A seller note essentially means the seller is self-financing all or part of the transaction and involves fixed amounts of cash paid from buyer to seller over a specific period (with interest and payable monthly or quarterly or on some other term). Seller notes are most common in small business transactions since attractive seller financing often translates into a higher selling price than an all-cash deal.
Seller notes are also often used when a business has challenging characteristics – for example:
- There is high customer concentration
- There are additional capital growth needs
- The business is highly capital intensive
- The business is cyclical in nature
- There are unpredictable or seasonal revenue patterns
Amortized Seller Notes: When a buyer is not able to finance an acquisition in full (often because a lender will not provide sufficient capital based on the business’ financials), a portion of the acquisition can be funded by the seller. The buyer repays principal and interest to the seller over a fixed amount of time. This is often referred to as an installment note. The repayment period could be 5, 7, or 10 years (or whatever is agreed between buyer and seller and accepted by the lender) and is utilized to maximize leverage and reduce the amount of required buyer equity. This type of consideration can prove beneficial to a seller in search of residual income and the potential tax benefits of receiving payment over time instead of in a lump sum. Amortized seller notes are also looked upon rather favorably by lenders who can see that the seller still has “skin in the game.”
Forgivable Seller Notes: Much like an amortized seller note, a forgivable seller note requires repayment of principal and interest over a fixed period. The difference is there are trigger events that could make the debt forgivable. An example might be retaining the top three customers for the next two years after closing. As a seller, forgivable seller notes will benefit you most if you have a buyer that is hesitant or less interested.
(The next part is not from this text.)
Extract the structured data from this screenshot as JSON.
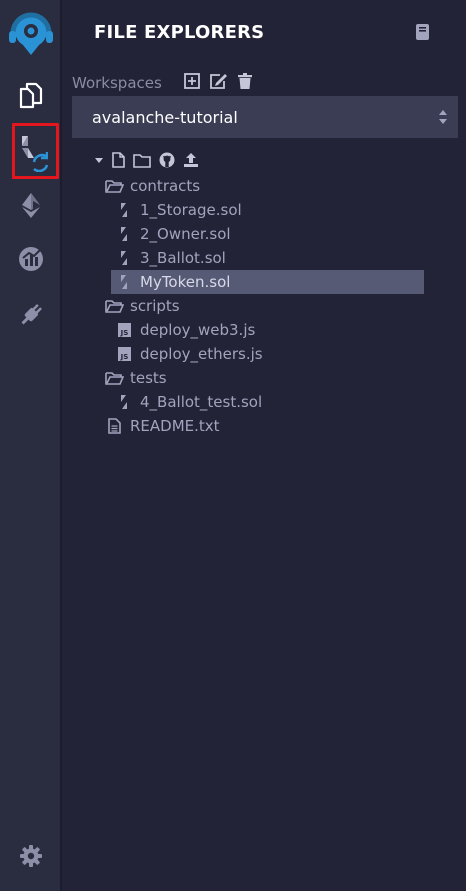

A forgivable seller note consideration serves to mitigate key risk factors for a buyer that could adversely impact the value of the business moving forward.
Practically every small business sale requires a Non-Compete Agreement from the Seller (and, possibly, Seller’s family). This is basic insurance that the Seller will not compete with the buyer for the very same clientele that has been the source of that business’ revenue and profit. These Non-Compete Agreements have a time limit (typically 2 to 5 years) and a distance limit (typically a few hundred miles from the business being sold, but may go wider if the business has clients in a wider geographic area). These agreements also restrict the Seller from any efforts to secure either the clients of that business or its employees for Seller’s future efforts (during the time period of the agreement). This is, of course, a necessary agreement for a buyer to feel reasonably comfortable that the Seller is being upfront about the business and has no intentions of causing it harm in any way.
Often, especially with small businesses, there is a “Transition Period” of some amount of time (from a few weeks to a few months) where the Seller agrees to “educate” the Buyer about the inner workings of the business – to help them successfully operate the business – that is included “without compensation” to the Seller as part of the Purchase itself. This only makes sense, as long as the transition period is reasonable, because the Seller wants the Buyer to succeed and, as is usually the case, to be able to easily pay the Deferred Compensation (whether Seller Note or Earn Out) down the road.
This list is not exhaustive but covers the most often used purchase considerations in the sale of a business. Armed with this information, you will hopefully be better equipped to negotiate terms that meet your personal goals and are favorable to you. IAG M & A Advisors experienced Transaction Specialists will always provide you with guidance on the pros and any cons of each consideration, but it never hurts to know what to expect at the time of negotiations.